The Microtel Inn & Suites project in Aztec had all the makings of an ideal economic development project.
The hotel would provide lodging for people who wanted to take in Aztec Ruins National Monument, hike the arroyos looking for rock arches, play on the Animas River, participate in local festivals or enjoy the historic downtown.
And the project involved local subcontractors, a practice that puts some of the significant investment on the project into paychecks used to buy groceries and other items at local businesses.
But something went horribly wrong with this project and months after the hotel opened its doors many of the local subcontractors haven't been paid for their work. Most of those local companies managed to pay their employees and vendors.
And it couldn't have happened at a worse time. Many of the locals involved faced additional financial hardships over the holiday season.
Among the problems were complaints over general contractor mismanagement, cost overruns and delays, disputes over amounts still owed to workers, substandard workmanship by subcontractors and damage to materials from September storms.
Apparently, the first missteps came at the very beginning when a company without the needed experience built the hotel's frame with substandard materials.
A consultant who investigated the project, which received a certificate of occupancy from county inspectors, says the hotel should be "gutted."
The list of problems was long. They included warped subfloors, sloppy silicone sealing on exterior siding, buckled or defective siding, missing fire ceiling panels, a fireplace gas leak, unpainted walls and doors, missing exhaust fans, exposed duct work, roof vents covered in duct tape and faulty door locks.
We are not experts on what it takes to get a certificate of occupancy, but some of those things sound serious.
The story in today's paper reported one bright spot.
Developer Sam Blue, who owns the industrial park on the south end of Aztec where the hotel was built, says the outcome is "heartbreaking." He brought the consultant on board to investigate the problems and personally paid one small business owner whose home cleaning business folded when she was not paid in a timely manner for work performed.
"I don't accept that (the subcontractor's unpaid work) as collateral damage," Blue said. "I'll see if I can help outside of mediation."
But hundreds of thousands of dollars are still owed to subcontractors. A local attorney has been hired to ensure those people get paid. We hope its not too late for other businesses involved.
Blue, who added some signature touches to the hotel, says he still is optimistic about the project.

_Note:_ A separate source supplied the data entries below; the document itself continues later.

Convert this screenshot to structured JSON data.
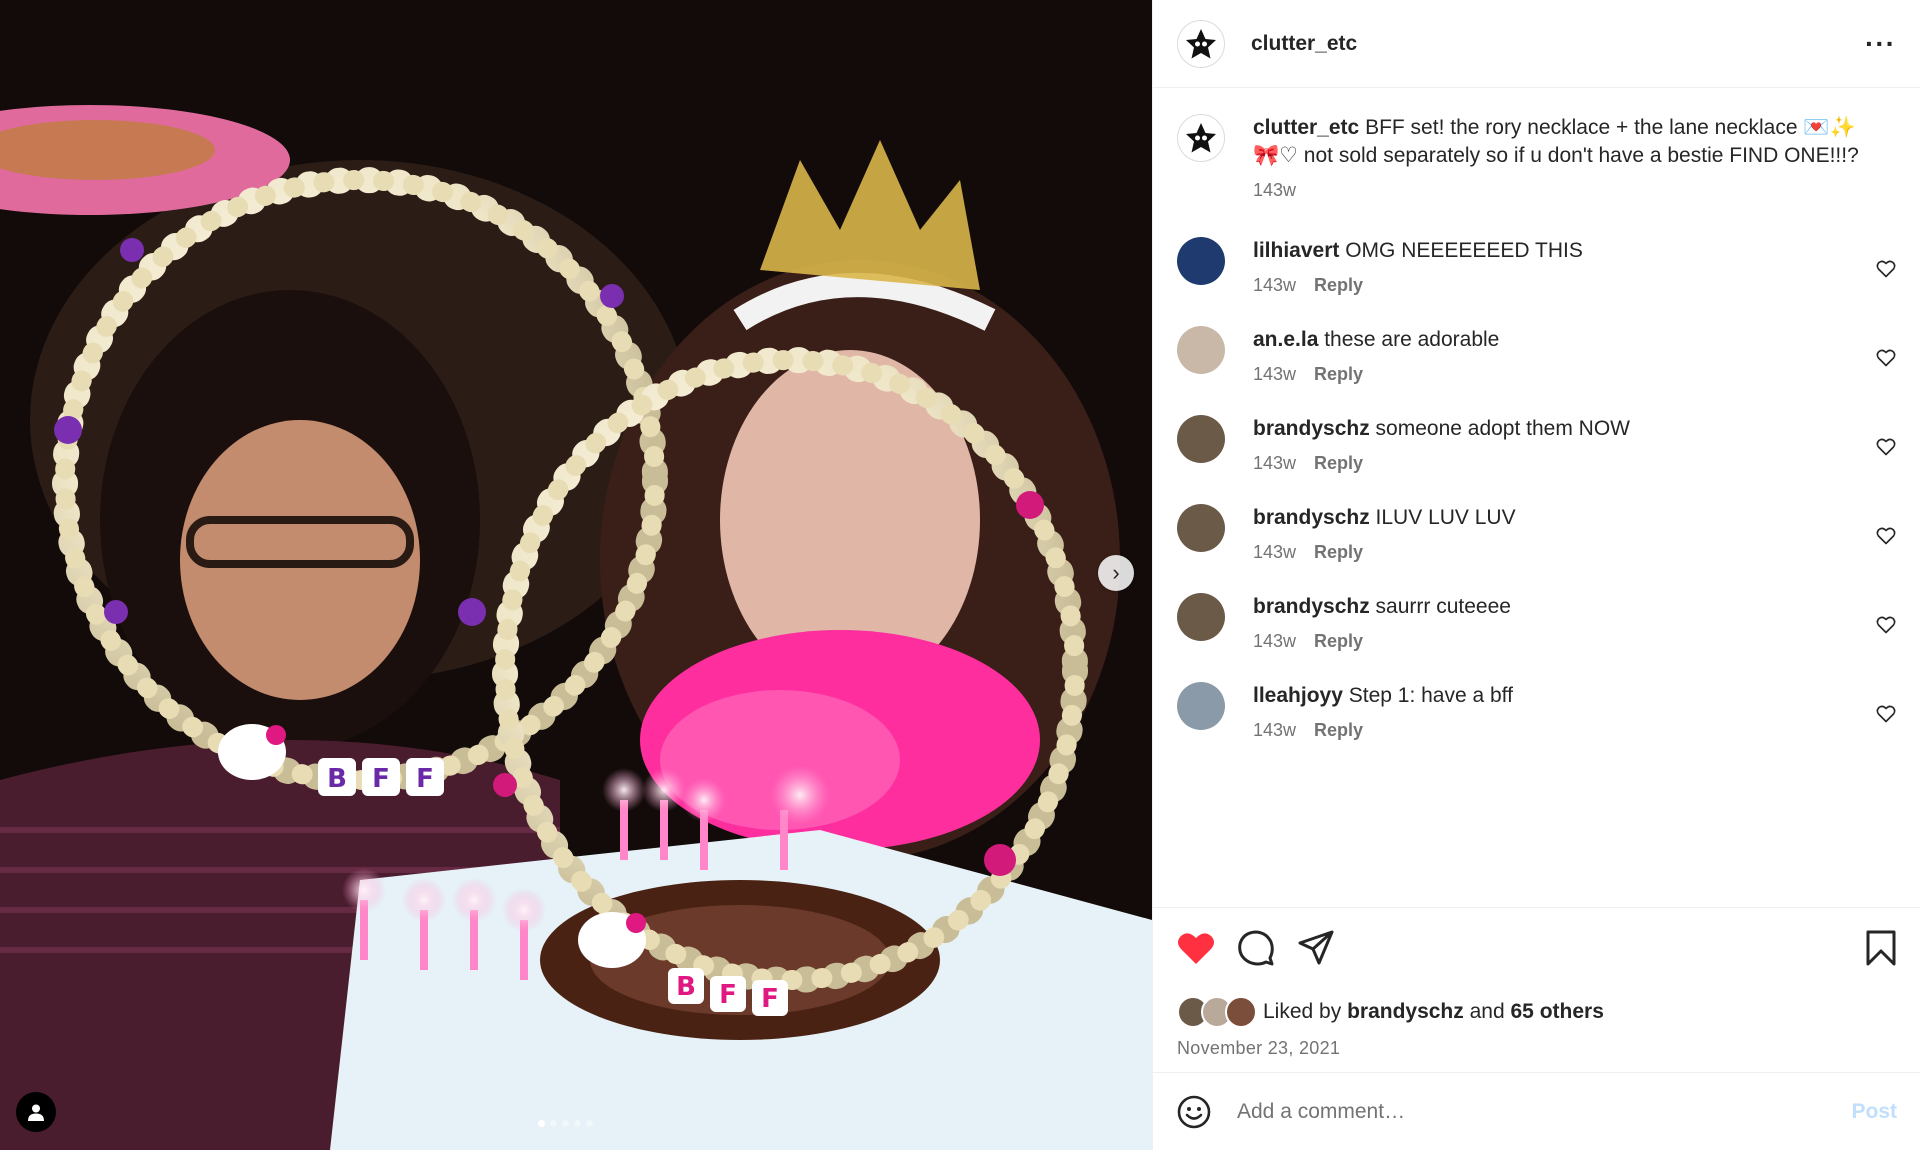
{
  "post": {
    "username": "clutter_etc",
    "more_icon": "more-horizontal-icon",
    "carousel": {
      "total": 5,
      "current": 1
    }
  },
  "caption": {
    "username": "clutter_etc",
    "text": "BFF set! the rory necklace + the lane necklace 💌✨🎀♡ not sold separately so if u don't have a bestie FIND ONE!!!?",
    "time": "143w"
  },
  "comments": [
    {
      "username": "lilhiavert",
      "text": "OMG NEEEEEEED THIS",
      "time": "143w",
      "reply": "Reply",
      "avatar_color": "#1f3a6e"
    },
    {
      "username": "an.e.la",
      "text": "these are adorable",
      "time": "143w",
      "reply": "Reply",
      "avatar_color": "#c9b8a8"
    },
    {
      "username": "brandyschz",
      "text": "someone adopt them NOW",
      "time": "143w",
      "reply": "Reply",
      "avatar_color": "#6b5a48"
    },
    {
      "username": "brandyschz",
      "text": "ILUV LUV LUV",
      "time": "143w",
      "reply": "Reply",
      "avatar_color": "#6b5a48"
    },
    {
      "username": "brandyschz",
      "text": "saurrr cuteeee",
      "time": "143w",
      "reply": "Reply",
      "avatar_color": "#6b5a48"
    },
    {
      "username": "lleahjoyy",
      "text": "Step 1: have a bff",
      "time": "143w",
      "reply": "Reply",
      "avatar_color": "#8a9aa8"
    }
  ],
  "likes": {
    "prefix": "Liked by",
    "user": "brandyschz",
    "and": "and",
    "others": "65 others"
  },
  "date": "November 23, 2021",
  "add_comment": {
    "placeholder": "Add a comment…",
    "post_label": "Post"
  },
  "colors": {
    "like_red": "#ff3040",
    "post_blue": "#c0dffd",
    "muted": "#737373"
  }
}
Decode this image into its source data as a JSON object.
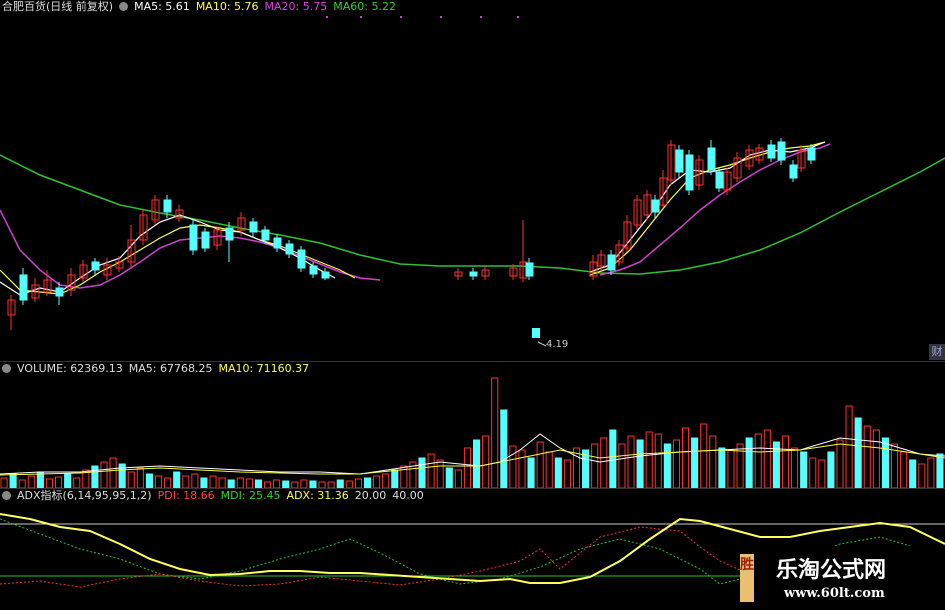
{
  "price_legend": {
    "stock": "合肥百货(日线 前复权)",
    "ma5": "MA5: 5.61",
    "ma10": "MA10: 5.76",
    "ma20": "MA20: 5.75",
    "ma60": "MA60: 5.22"
  },
  "price_low_label": "4.19",
  "side_tab": "财",
  "volume_legend": {
    "volume": "VOLUME: 62369.13",
    "ma5": "MA5: 67768.25",
    "ma10": "MA10: 71160.37"
  },
  "adx_legend": {
    "name": "ADX指标(6,14,95,95,1,2)",
    "pdi": "PDI: 18.66",
    "mdi": "MDI: 25.45",
    "adx": "ADX: 31.36",
    "level1": "20.00",
    "level2": "40.00"
  },
  "watermark": {
    "strip": "胜",
    "title": "乐淘公式网",
    "url": "www.60lt.com"
  },
  "colors": {
    "up": "#ff3030",
    "down": "#54ffff",
    "ma5": "#ffffff",
    "ma10": "#ffff40",
    "ma20": "#d040d0",
    "ma60": "#30c030",
    "adx": "#ffff60",
    "pdi": "#ff3030",
    "mdi": "#30c030"
  }
}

We're glad someone with local roots and pride is still involved in trying to clean up this mess. That gives us reason for optimism.
"It's been a bumpier ride than I planned on," Blue said. "It's going to take a lot of cooperation but it's all fixable."